**Task item:** Only the lines holding the string "size" are needed; copy each of them from the data.

**Records shown:**
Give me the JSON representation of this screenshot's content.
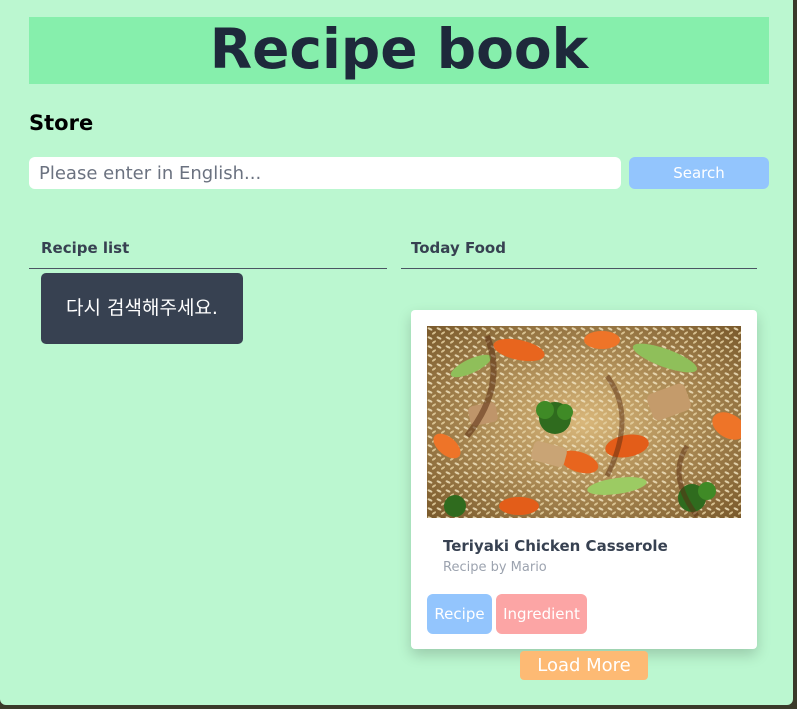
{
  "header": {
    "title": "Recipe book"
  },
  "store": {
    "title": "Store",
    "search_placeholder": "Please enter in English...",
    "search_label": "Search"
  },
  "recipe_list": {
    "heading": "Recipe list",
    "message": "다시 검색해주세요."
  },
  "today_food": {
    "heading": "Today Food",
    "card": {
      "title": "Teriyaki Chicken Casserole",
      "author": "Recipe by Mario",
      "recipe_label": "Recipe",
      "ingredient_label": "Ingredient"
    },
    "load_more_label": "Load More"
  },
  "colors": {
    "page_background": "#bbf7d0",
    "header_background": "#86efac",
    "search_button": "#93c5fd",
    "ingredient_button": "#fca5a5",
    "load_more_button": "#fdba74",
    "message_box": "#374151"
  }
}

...

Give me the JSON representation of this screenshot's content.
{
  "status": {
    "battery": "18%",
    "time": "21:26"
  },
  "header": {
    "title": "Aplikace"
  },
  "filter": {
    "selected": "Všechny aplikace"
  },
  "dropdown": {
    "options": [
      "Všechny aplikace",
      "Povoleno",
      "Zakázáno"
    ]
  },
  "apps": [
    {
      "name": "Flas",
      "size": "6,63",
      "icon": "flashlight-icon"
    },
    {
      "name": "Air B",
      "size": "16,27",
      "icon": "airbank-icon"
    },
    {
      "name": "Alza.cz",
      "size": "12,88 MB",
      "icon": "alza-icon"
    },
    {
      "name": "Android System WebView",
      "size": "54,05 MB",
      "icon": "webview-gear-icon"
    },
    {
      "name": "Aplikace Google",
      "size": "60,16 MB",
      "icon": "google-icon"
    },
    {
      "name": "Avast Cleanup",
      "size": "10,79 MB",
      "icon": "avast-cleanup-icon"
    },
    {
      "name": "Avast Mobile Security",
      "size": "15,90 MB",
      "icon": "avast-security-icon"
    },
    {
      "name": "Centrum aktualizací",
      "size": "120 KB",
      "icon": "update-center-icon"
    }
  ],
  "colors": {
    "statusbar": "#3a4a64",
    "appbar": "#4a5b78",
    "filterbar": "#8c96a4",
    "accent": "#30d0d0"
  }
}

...

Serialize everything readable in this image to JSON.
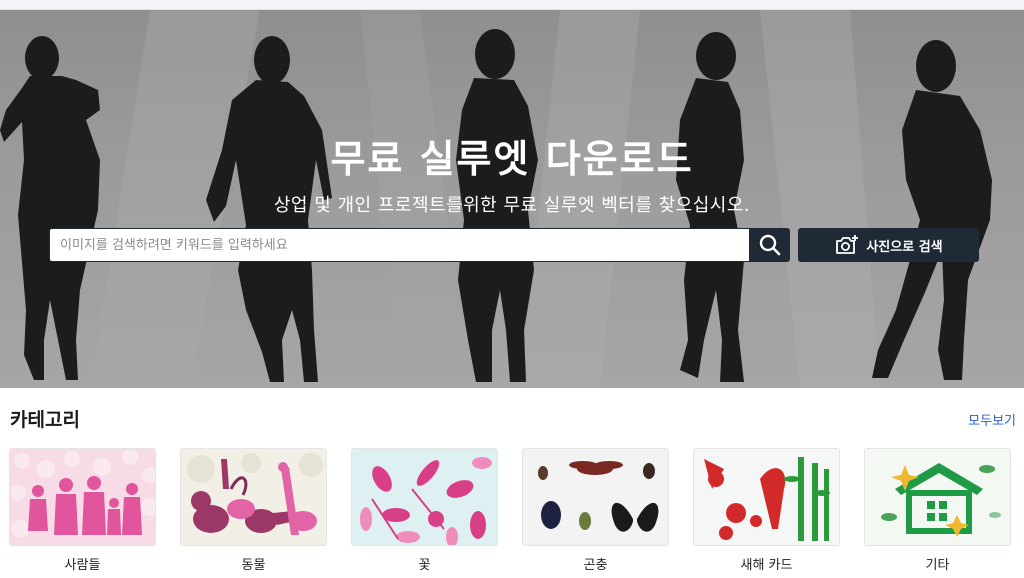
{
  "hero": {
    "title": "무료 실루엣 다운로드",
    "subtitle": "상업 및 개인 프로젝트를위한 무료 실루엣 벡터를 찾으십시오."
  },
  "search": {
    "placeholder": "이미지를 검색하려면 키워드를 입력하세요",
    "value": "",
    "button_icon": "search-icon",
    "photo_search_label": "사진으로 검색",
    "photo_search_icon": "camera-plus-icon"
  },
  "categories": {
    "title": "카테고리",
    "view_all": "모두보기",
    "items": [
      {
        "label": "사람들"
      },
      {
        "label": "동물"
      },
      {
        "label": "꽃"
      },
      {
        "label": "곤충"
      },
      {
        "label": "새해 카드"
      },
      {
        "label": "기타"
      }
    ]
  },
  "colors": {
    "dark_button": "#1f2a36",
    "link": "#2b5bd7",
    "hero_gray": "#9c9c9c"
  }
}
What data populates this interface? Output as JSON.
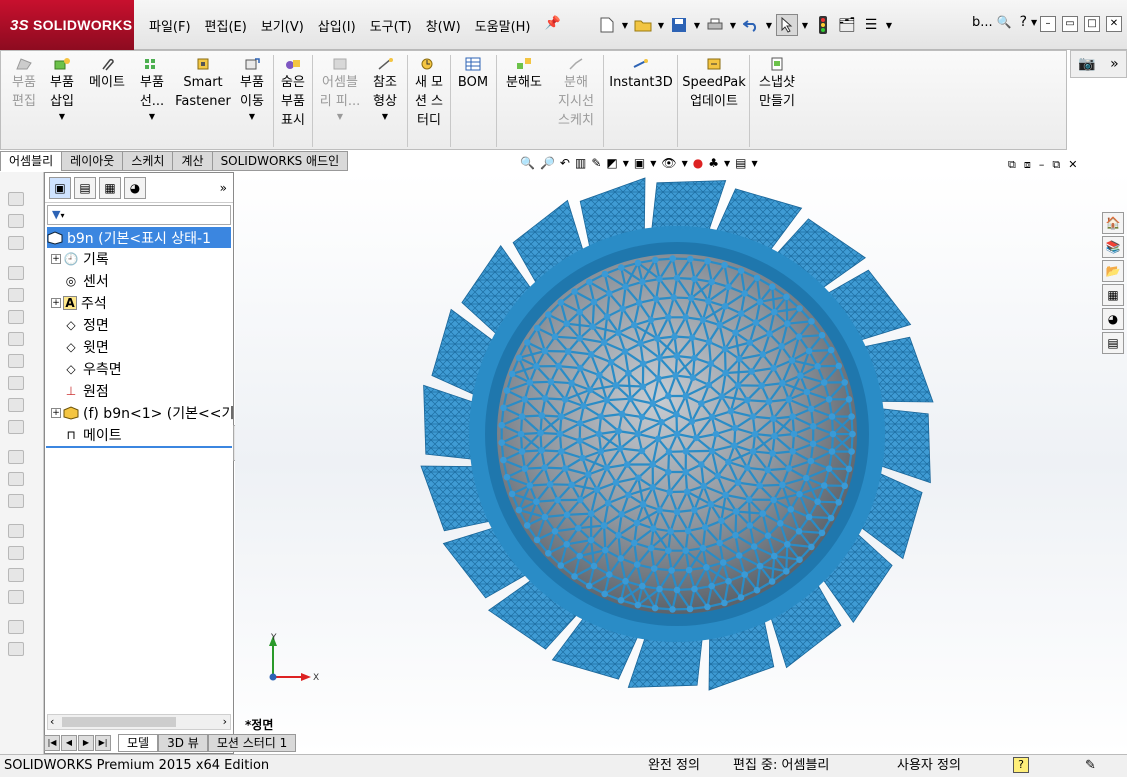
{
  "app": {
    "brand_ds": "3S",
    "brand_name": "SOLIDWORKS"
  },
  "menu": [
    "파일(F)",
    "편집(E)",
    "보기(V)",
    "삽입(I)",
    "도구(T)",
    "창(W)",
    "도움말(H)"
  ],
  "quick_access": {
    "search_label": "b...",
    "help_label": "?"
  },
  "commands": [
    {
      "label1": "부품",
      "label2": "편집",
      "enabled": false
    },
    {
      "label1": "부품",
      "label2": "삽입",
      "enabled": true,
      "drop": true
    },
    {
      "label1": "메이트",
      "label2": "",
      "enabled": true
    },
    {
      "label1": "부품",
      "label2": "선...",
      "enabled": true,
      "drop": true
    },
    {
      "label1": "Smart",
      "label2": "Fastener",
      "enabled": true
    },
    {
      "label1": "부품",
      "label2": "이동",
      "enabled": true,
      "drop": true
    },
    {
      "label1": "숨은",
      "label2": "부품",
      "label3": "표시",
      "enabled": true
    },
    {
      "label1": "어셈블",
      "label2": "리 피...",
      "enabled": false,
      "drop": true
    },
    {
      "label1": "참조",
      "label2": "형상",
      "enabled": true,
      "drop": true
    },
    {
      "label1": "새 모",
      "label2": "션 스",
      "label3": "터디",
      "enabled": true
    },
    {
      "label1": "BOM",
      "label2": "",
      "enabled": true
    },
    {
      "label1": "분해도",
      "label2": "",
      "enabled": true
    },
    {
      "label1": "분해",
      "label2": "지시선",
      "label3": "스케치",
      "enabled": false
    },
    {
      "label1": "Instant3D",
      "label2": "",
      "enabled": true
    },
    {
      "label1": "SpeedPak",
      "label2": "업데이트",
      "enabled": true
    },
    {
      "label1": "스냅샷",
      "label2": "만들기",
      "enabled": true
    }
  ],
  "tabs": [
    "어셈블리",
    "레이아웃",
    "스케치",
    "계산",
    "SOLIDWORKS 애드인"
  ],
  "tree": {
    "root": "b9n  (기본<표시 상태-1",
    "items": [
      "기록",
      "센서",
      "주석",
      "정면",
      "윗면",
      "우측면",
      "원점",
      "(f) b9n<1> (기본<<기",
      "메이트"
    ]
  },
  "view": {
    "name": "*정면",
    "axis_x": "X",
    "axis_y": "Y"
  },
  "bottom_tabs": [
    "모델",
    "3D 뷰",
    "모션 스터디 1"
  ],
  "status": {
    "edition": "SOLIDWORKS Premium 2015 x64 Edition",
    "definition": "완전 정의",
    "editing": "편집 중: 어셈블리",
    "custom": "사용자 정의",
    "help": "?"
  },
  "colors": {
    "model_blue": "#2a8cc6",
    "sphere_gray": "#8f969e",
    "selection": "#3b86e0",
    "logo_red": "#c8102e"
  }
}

**Solution for this problem:**
      "size": "6,63",
      "size": "16,27",
      "size": "12,88 MB",
      "size": "54,05 MB",
      "size": "60,16 MB",
      "size": "10,79 MB",
      "size": "15,90 MB",
      "size": "120 KB",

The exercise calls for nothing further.